Wife: Libyan on trial for US embassy bombings dies
The Associated Press
CAIRO (AP) Abu Anas al-Libi, a man accused by federal prosecutors of being an al-Qaida member involved in the 1998 bombings of U.S. embassies in Kenya and Tanzania, died of complication from liver surgery, his wife said Saturday. He was 49.
U.S. forces raided Libya in 2013 and seized him in the streets of the capital, Tripoli, bringing him back to America to stand trial in New York. On Saturday, his wife, Um Abdullah, told The Associated Press that the experience only worsened his ailments, including hepatitis C, leading to his death.
"I accuse the American government of kidnapping, mistreating, and killing an innocent man. He did nothing," Abullah said.
Federal authorities had no immediate comment. Al-Libi's lawyer did not immediately respond to a message for comment.
Al-Libi, also known as Nazih Abdul-Hamed al-Ruqai, was indicted more than a decade ago in U.S. federal court of being involved in the twin 1998 bombings at the U.S. embassies in Kenya and Tanzania that killed 224 people, including a dozen Americans.
Al-Libi was once on the FBI's list of most wanted terrorists for his alleged involvement in the bombings. He had pleaded not guilty and was awaiting trial.
In December 2013, Bernard Kleinman, an attorney for al-Libi, said his client was only accused of participating in visual and photographic surveillance of the U.S. embassy in Nairobi, Kenya, in late 1993 and researching potential sites for other attacks with members of al-Qaida in 1994.
On Saturday, al-Libi's wife said her husband underwent liver surgery three weeks ago, went into a coma and was moved prematurely back to prison where he suffered complications.
His wife said that she spoke to al-Libi last time from prison on Thursday.

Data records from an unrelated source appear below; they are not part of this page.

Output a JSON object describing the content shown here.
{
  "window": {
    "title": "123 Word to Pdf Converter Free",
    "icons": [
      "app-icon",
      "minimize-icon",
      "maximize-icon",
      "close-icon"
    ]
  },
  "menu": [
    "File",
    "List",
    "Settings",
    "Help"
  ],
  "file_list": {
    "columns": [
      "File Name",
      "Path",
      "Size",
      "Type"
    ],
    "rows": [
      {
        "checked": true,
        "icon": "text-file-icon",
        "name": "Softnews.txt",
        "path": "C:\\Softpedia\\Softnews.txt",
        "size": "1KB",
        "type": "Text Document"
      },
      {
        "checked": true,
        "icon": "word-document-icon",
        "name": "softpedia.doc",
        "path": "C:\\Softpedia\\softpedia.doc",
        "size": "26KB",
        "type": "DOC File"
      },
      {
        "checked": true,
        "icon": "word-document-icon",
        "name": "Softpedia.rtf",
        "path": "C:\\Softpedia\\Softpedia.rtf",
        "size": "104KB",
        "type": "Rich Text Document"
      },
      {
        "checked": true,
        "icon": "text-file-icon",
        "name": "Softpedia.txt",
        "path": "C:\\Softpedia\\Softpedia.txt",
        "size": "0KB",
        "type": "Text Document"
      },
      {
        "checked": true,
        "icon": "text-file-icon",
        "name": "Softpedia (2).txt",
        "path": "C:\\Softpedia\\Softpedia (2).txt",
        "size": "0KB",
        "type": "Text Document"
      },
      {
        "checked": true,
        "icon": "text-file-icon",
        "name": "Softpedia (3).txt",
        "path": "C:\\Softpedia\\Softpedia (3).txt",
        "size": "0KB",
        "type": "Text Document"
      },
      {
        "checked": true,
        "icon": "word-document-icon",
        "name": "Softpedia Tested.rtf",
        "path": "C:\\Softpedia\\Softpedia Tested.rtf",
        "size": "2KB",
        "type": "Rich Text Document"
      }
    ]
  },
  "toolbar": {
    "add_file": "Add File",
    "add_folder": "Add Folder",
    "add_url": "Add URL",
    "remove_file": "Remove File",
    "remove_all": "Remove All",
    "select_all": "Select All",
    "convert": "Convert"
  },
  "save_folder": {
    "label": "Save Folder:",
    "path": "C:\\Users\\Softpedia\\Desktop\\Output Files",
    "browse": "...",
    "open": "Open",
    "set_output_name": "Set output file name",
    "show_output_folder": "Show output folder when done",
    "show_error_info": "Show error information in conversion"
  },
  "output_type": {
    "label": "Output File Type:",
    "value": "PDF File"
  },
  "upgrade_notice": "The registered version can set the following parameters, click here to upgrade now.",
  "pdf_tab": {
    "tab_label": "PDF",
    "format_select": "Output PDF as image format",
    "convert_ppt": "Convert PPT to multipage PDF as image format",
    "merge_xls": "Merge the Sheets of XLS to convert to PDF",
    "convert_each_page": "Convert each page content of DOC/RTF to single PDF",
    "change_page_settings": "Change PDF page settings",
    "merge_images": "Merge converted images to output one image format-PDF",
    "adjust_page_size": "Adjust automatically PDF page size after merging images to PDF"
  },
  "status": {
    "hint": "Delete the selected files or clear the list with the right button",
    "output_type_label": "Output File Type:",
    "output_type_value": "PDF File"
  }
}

"His voice was weak and he was in a bad condition," she said. "It seems they didn't keep him for enough time in hospital."
On Friday, she said a lawyer told her that al-Libi returned to hospital where he was placed on a ventilator, and "he was dying then."